Authorities need to take drastic action to solve daily mobility problems faced by people, such as air pollution, traffic congestion and lack of downtown and residential parking. In 2014 Bucharest started planning its first Sustainable Urban Mobility Plan (SUMP) supported by the European Bank for Reconstruction and Development’s funding programme for Romania’s Growth Pole cities. 

In action 

A crucial step in Bucharest’s SUMP process was the creation of a City Hall Mobility Group. This group was created as a platform for discussion and stakeholder participation a few years ago. At that time authorities started a dialogue with major stakeholders on mobility issues in the city and the metropolitan area.

The Group meets twice a month and debates critical aspects of Bucharest’s transport system and its territorial relationship with the metropolitan area, communities and businesses developments. Members shed light on why the city needs urgent mobility actions. Examples of most of issues that were subject to debate are included in Bucharest’s SUMP report presentation made for the 2nd SUMP conference.

Thanks to the Working Group’s discussions and findings the Bucharest’s SUMP interim report was able to propose a long list of major objectives and four urgent actions to take:

  • Establish a clear entity to manage public and road transport at the city and metropolitan area level, with the authority and resources needed to boost an integrated and intermodal transport system;
  • Eliminate maintenance arrears of the surface and underground public transport system;
  • Restrict car use by implementing a traffic management and parking policy;
  • Ensure at least a minimum level of security for pedestrians on sidewalks and street crossings.

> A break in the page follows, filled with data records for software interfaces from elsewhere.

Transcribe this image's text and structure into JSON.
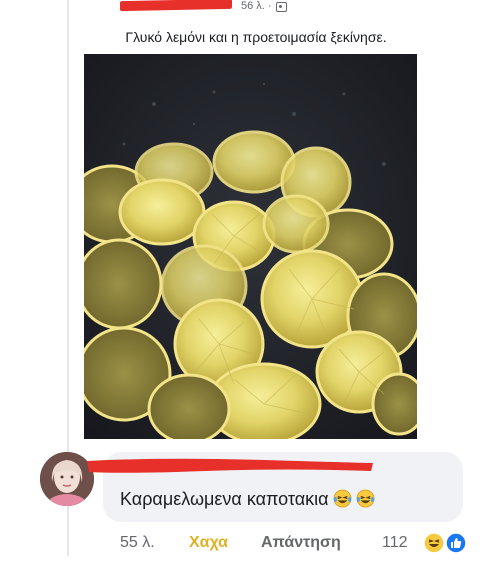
{
  "post": {
    "time": "56 λ.",
    "separator": "·",
    "photo_icon": "photo-icon",
    "caption": "Γλυκό λεμόνι και η προετοιμασία ξεκίνησε."
  },
  "photo": {
    "subject": "lemon-slices-in-pan"
  },
  "comment": {
    "text": "Καραμελωμενα καποτακια",
    "emojis": [
      "laughing-tears-emoji",
      "laughing-tears-emoji"
    ],
    "time": "55 λ.",
    "reaction_label": "Χαχα",
    "reply_label": "Απάντηση",
    "reaction_count": "112",
    "reaction_icons": [
      "haha-reaction-icon",
      "like-reaction-icon"
    ]
  },
  "colors": {
    "redaction": "#e8302a",
    "haha": "#e0b126",
    "like": "#1877f2",
    "bubble": "#f0f2f5",
    "muted": "#65676b"
  }
}
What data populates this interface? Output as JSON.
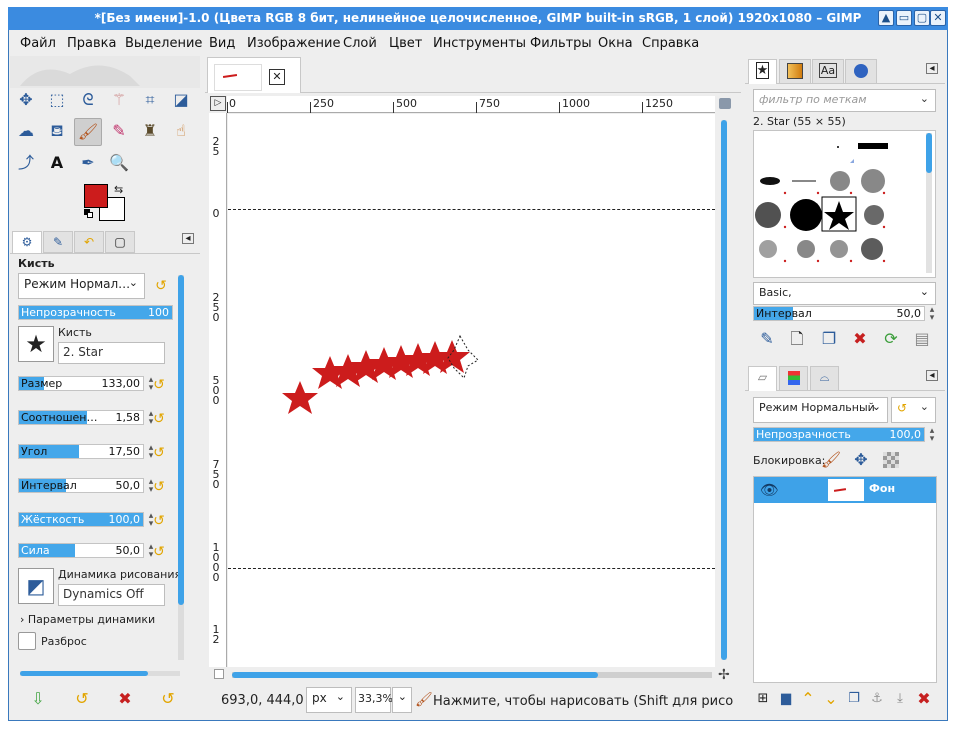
{
  "window": {
    "title": "*[Без имени]-1.0 (Цвета RGB 8 бит, нелинейное целочисленное, GIMP built-in sRGB, 1 слой) 1920x1080 – GIMP",
    "controls": [
      "▲",
      "▭",
      "▢",
      "✕"
    ]
  },
  "menu": [
    "Файл",
    "Правка",
    "Выделение",
    "Вид",
    "Изображение",
    "Слой",
    "Цвет",
    "Инструменты",
    "Фильтры",
    "Окна",
    "Справка"
  ],
  "toolbox": {
    "tools_row1": [
      "move-tool",
      "rect-select-tool",
      "lasso-tool",
      "fuzzy-select-tool",
      "crop-tool",
      "transform-tool"
    ],
    "tools_row2": [
      "warp-tool",
      "bucket-fill-tool",
      "paintbrush-tool",
      "eraser-tool",
      "clone-tool",
      "smudge-tool"
    ],
    "tools_row3": [
      "paths-tool",
      "text-tool",
      "color-picker-tool",
      "zoom-tool"
    ],
    "fg_color": "#cc1c1c",
    "bg_color": "#ffffff"
  },
  "tool_options": {
    "heading": "Кисть",
    "mode": "Режим Нормал…",
    "opacity_label": "Непрозрачность",
    "opacity_value": "100",
    "brush_label": "Кисть",
    "brush_name": "2. Star",
    "sliders": [
      {
        "label": "Размер",
        "value": "133,00",
        "fill": 0.2
      },
      {
        "label": "Соотношен…",
        "value": "1,58",
        "fill": 0.55
      },
      {
        "label": "Угол",
        "value": "17,50",
        "fill": 0.48
      },
      {
        "label": "Интервал",
        "value": "50,0",
        "fill": 0.38
      },
      {
        "label": "Жёсткость",
        "value": "100,0",
        "fill": 1.0
      },
      {
        "label": "Сила",
        "value": "50,0",
        "fill": 0.45
      }
    ],
    "dynamics_label": "Динамика рисования",
    "dynamics_value": "Dynamics Off",
    "dynamics_params": "Параметры динамики",
    "scatter_label": "Разброс"
  },
  "canvas": {
    "tab_close": "✕",
    "ruler_h": [
      "0",
      "250",
      "500",
      "750",
      "1000",
      "1250"
    ],
    "ruler_v": [
      "2 5",
      "0",
      "2 5 0",
      "5 0 0",
      "7 5 0",
      "1 0 0 0"
    ],
    "coords": "693,0, 444,0",
    "unit": "px",
    "zoom": "33,3%",
    "status": "Нажмите, чтобы нарисовать (Shift для рисов…"
  },
  "brushes_panel": {
    "filter_placeholder": "фильтр по меткам",
    "selected": "2. Star (55 × 55)",
    "category": "Basic,",
    "interval_label": "Интервал",
    "interval_value": "50,0"
  },
  "layers_panel": {
    "mode": "Режим  Нормальный",
    "opacity_label": "Непрозрачность",
    "opacity_value": "100,0",
    "lock_label": "Блокировка:",
    "layer_name": "Фон"
  }
}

As stakeholder involvement is essential for a successful SUMP process, the role of the City Hall Mobility Group will grow in importance as the plan progresses.


The conclusions of the first two interim reports of Bucharest’s SUMP were presented at the 2nd European Conference on Sustainable Urban Mobility Plans, and gave an outline of the efforts made so far by the responsible authorities, planners and stakeholders in reshaping Bucharest’s transport system to 2035 and beyond. Two upcoming additional reports will establish what priority investments are needed for the short-, medium- and long-term action plans.

Bucharest’s SUMP process is expected to result in major changes in the next 10 years, not only with respect to the city’s mobility, but also people’s mentality and decision-makers’ attitudes on mobility choices regarding sustainable development and quality of life.

Planners and transport professionals are meanwhile looking forward for innovative tools provided by the SUMP, including a transportation model for the next 10 years’ actions and the prioritised transport infrastructure investment plans that will become the backbone of Bucharest’s General Urban Development Plan (PUG).

The experience gained during the SUMP process will ensure effective and efficient co-operation with stakeholders and local authorities. The outcomes of the SUMP are also fundamental for the detailed planning practice and development of sustainable urban renewal and architecture solutions in areas such as Bucharest’s historical downtown.

Challenges, opportunities and transferability 

The SUMP process has identified problems faced by the city: the lack of a coherent mobility policy and co-operation between local authorities, especially in data sharing. Previous transport studies show a lack of specific implementation guidelines, tools and funding resources. More public communication and information is needed as the first SUMP reports – which propose mobility actions and policies - are finalised. These policies include:

  • Defining a hierarchy of road networks and a public transport system based on accessibility needs, pedestrian and bicycle priority, accessible to all people regardless of age or private car ownership;
  • Creating a regional network with intermodal hubs at a metropolitan level;
  • Integrating the transport and urban development planning process with flexible real-time traffic management and information tools, including transport safety and security measures and services;
  • Adjusting investment plans to available funding resources at local, national and EU levels;
  • Adopting technical solutions based on international quality and interoperability standards.
In Depth 
Urban mobility planning
Jan-Willem Van Der Pas
Jan-Willem Van Der Pas
29 Jun 2015
26 Aug 2015